> Listed entries:
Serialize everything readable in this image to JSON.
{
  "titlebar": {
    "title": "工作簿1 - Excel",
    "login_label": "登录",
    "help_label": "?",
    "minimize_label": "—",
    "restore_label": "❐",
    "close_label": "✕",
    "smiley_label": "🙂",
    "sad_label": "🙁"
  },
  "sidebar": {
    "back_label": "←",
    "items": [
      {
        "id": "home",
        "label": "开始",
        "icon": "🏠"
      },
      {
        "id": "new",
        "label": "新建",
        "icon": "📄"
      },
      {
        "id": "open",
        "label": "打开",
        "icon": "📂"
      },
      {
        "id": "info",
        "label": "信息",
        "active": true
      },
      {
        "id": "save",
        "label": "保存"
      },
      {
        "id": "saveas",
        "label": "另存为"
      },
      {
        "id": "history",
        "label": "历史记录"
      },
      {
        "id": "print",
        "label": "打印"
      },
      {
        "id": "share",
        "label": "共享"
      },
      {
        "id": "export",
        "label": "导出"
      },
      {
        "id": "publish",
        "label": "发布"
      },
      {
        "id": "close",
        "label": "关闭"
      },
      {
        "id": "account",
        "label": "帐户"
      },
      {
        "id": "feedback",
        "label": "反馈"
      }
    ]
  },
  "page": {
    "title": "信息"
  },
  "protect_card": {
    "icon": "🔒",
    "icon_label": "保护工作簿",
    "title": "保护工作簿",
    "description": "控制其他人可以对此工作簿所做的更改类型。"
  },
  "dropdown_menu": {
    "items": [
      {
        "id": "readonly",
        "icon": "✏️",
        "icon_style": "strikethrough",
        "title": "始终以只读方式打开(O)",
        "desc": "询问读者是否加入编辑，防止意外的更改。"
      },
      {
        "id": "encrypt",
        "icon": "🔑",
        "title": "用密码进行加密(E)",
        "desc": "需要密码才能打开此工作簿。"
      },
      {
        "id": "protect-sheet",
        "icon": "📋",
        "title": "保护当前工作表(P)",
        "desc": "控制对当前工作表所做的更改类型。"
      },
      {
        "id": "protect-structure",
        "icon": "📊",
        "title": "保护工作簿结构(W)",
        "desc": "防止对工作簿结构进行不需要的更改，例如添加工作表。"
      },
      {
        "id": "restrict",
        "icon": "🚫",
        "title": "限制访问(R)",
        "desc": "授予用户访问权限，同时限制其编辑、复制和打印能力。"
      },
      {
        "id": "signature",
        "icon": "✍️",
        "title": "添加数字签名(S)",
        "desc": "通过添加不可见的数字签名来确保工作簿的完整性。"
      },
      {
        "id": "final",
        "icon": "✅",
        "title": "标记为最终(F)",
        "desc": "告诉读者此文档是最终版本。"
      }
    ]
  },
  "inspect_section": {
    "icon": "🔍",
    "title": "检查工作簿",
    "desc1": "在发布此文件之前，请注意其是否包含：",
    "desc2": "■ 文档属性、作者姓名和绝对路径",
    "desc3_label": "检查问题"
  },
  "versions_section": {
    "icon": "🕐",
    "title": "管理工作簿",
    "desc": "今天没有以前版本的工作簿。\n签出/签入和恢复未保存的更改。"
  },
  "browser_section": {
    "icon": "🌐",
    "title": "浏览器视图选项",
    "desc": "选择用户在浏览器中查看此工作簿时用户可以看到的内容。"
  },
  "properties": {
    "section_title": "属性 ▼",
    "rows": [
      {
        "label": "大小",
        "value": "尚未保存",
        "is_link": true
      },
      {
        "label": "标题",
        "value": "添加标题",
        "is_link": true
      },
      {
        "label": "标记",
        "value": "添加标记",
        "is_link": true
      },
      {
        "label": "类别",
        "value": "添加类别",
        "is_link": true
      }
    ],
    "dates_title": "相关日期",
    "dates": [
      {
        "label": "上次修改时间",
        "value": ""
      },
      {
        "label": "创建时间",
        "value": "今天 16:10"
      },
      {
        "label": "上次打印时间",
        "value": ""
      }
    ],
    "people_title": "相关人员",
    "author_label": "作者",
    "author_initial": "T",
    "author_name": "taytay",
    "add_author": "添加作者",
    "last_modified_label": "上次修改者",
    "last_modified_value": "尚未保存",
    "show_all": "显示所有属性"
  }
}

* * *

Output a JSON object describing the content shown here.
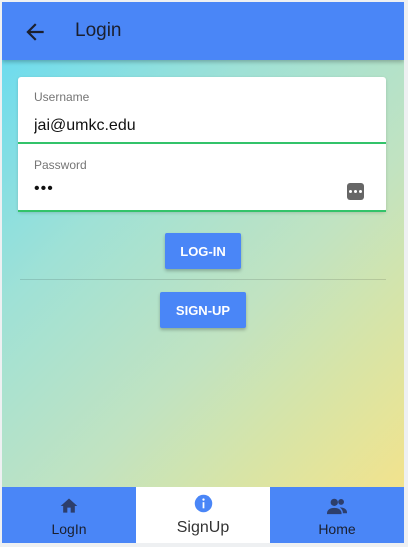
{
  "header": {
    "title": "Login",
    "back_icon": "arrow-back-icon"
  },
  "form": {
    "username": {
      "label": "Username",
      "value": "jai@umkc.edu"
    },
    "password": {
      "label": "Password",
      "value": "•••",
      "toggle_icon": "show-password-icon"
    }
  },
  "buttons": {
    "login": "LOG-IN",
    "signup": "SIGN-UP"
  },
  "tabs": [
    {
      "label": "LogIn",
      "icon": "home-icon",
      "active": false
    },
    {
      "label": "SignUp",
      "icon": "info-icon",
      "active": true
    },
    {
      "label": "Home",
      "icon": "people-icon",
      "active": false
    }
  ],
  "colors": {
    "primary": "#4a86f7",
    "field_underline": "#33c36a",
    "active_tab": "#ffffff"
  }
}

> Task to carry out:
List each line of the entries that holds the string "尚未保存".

> Solution to the exercise:
        "value": "尚未保存",
    "last_modified_value": "尚未保存",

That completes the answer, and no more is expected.